■ **Work instruction**:
The pictures are to be left out when the listing below is reproduced word for word.

■ **Records supplied**:
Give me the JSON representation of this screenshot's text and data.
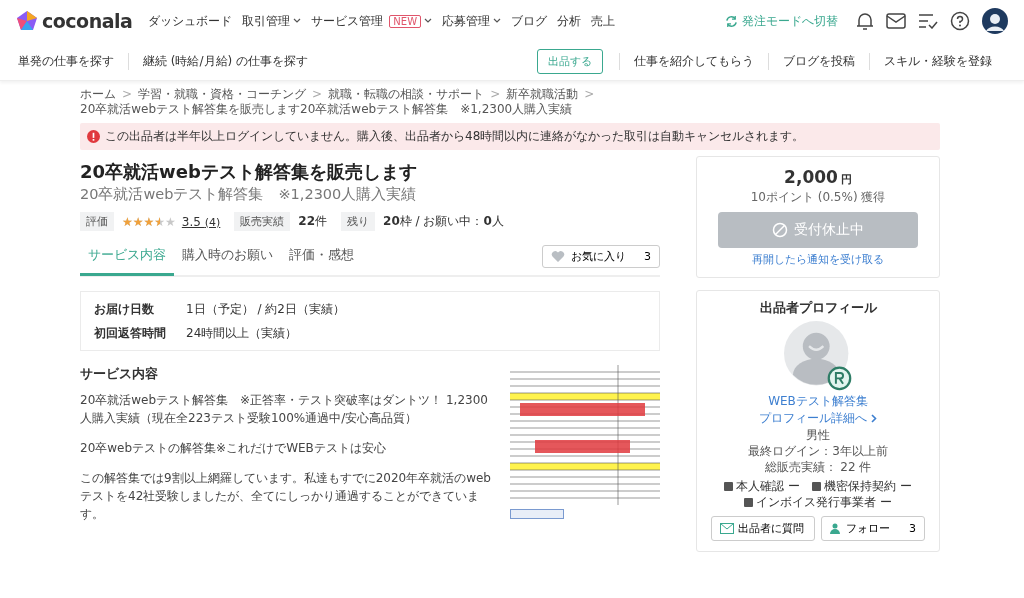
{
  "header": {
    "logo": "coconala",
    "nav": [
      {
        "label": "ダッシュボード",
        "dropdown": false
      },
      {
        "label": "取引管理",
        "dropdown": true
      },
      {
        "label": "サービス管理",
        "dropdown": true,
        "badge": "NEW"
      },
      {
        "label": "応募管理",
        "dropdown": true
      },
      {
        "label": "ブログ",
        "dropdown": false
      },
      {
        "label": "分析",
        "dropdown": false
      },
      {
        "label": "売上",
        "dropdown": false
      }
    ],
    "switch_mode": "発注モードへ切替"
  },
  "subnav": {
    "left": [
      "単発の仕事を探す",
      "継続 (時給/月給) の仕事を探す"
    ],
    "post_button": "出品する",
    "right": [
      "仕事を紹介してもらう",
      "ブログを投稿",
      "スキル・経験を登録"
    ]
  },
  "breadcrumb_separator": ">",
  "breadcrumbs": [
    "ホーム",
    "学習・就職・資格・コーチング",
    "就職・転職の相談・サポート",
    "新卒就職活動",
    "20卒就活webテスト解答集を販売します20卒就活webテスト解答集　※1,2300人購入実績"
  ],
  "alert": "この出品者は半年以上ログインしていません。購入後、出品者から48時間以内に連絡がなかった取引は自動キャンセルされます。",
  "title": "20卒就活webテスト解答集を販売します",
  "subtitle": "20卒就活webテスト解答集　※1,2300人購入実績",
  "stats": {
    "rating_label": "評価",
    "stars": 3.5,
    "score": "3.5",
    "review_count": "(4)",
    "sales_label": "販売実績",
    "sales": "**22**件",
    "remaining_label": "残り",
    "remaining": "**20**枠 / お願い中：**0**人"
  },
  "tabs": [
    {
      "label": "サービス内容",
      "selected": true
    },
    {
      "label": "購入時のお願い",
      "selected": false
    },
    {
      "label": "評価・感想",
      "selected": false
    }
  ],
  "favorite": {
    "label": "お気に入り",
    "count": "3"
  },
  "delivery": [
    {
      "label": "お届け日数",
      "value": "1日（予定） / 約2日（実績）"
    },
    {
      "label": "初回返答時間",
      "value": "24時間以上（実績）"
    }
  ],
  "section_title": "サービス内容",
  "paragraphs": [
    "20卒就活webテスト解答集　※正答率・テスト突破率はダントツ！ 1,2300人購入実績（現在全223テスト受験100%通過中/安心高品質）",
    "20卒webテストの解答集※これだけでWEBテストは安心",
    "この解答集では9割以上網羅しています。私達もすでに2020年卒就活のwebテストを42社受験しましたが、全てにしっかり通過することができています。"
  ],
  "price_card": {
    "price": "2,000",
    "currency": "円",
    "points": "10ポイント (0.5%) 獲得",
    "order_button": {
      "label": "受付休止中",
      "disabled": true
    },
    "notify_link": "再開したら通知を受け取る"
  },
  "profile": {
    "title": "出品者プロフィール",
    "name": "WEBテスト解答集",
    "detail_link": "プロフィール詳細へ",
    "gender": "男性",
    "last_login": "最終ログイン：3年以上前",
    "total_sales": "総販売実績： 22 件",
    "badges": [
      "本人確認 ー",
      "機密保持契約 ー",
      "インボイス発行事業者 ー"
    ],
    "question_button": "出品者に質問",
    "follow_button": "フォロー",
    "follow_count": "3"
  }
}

■ **Response area**:
Give me the JSON representation of this screenshot's text and data.
{
  "header": {
    "logo": "coconala",
    "nav": [
      {
        "label": "ダッシュボード",
        "dropdown": false
      },
      {
        "label": "取引管理",
        "dropdown": true
      },
      {
        "label": "サービス管理",
        "dropdown": true,
        "badge": "NEW"
      },
      {
        "label": "応募管理",
        "dropdown": true
      },
      {
        "label": "ブログ",
        "dropdown": false
      },
      {
        "label": "分析",
        "dropdown": false
      },
      {
        "label": "売上",
        "dropdown": false
      }
    ],
    "switch_mode": "発注モードへ切替"
  },
  "subnav": {
    "left": [
      "単発の仕事を探す",
      "継続 (時給/月給) の仕事を探す"
    ],
    "post_button": "出品する",
    "right": [
      "仕事を紹介してもらう",
      "ブログを投稿",
      "スキル・経験を登録"
    ]
  },
  "breadcrumb_separator": ">",
  "breadcrumbs": [
    "ホーム",
    "学習・就職・資格・コーチング",
    "就職・転職の相談・サポート",
    "新卒就職活動",
    "20卒就活webテスト解答集を販売します20卒就活webテスト解答集　※1,2300人購入実績"
  ],
  "alert": "この出品者は半年以上ログインしていません。購入後、出品者から48時間以内に連絡がなかった取引は自動キャンセルされます。",
  "title": "20卒就活webテスト解答集を販売します",
  "subtitle": "20卒就活webテスト解答集　※1,2300人購入実績",
  "stats": {
    "rating_label": "評価",
    "stars": 3.5,
    "score": "3.5",
    "review_count": "(4)",
    "sales_label": "販売実績",
    "sales": "**22**件",
    "remaining_label": "残り",
    "remaining": "**20**枠 / お願い中：**0**人"
  },
  "tabs": [
    {
      "label": "サービス内容",
      "selected": true
    },
    {
      "label": "購入時のお願い",
      "selected": false
    },
    {
      "label": "評価・感想",
      "selected": false
    }
  ],
  "favorite": {
    "label": "お気に入り",
    "count": "3"
  },
  "delivery": [
    {
      "label": "お届け日数",
      "value": "1日（予定） / 約2日（実績）"
    },
    {
      "label": "初回返答時間",
      "value": "24時間以上（実績）"
    }
  ],
  "section_title": "サービス内容",
  "paragraphs": [
    "20卒就活webテスト解答集　※正答率・テスト突破率はダントツ！ 1,2300人購入実績（現在全223テスト受験100%通過中/安心高品質）",
    "20卒webテストの解答集※これだけでWEBテストは安心",
    "この解答集では9割以上網羅しています。私達もすでに2020年卒就活のwebテストを42社受験しましたが、全てにしっかり通過することができています。"
  ],
  "price_card": {
    "price": "2,000",
    "currency": "円",
    "points": "10ポイント (0.5%) 獲得",
    "order_button": {
      "label": "受付休止中",
      "disabled": true
    },
    "notify_link": "再開したら通知を受け取る"
  },
  "profile": {
    "title": "出品者プロフィール",
    "name": "WEBテスト解答集",
    "detail_link": "プロフィール詳細へ",
    "gender": "男性",
    "last_login": "最終ログイン：3年以上前",
    "total_sales": "総販売実績： 22 件",
    "badges": [
      "本人確認 ー",
      "機密保持契約 ー",
      "インボイス発行事業者 ー"
    ],
    "question_button": "出品者に質問",
    "follow_button": "フォロー",
    "follow_count": "3"
  }
}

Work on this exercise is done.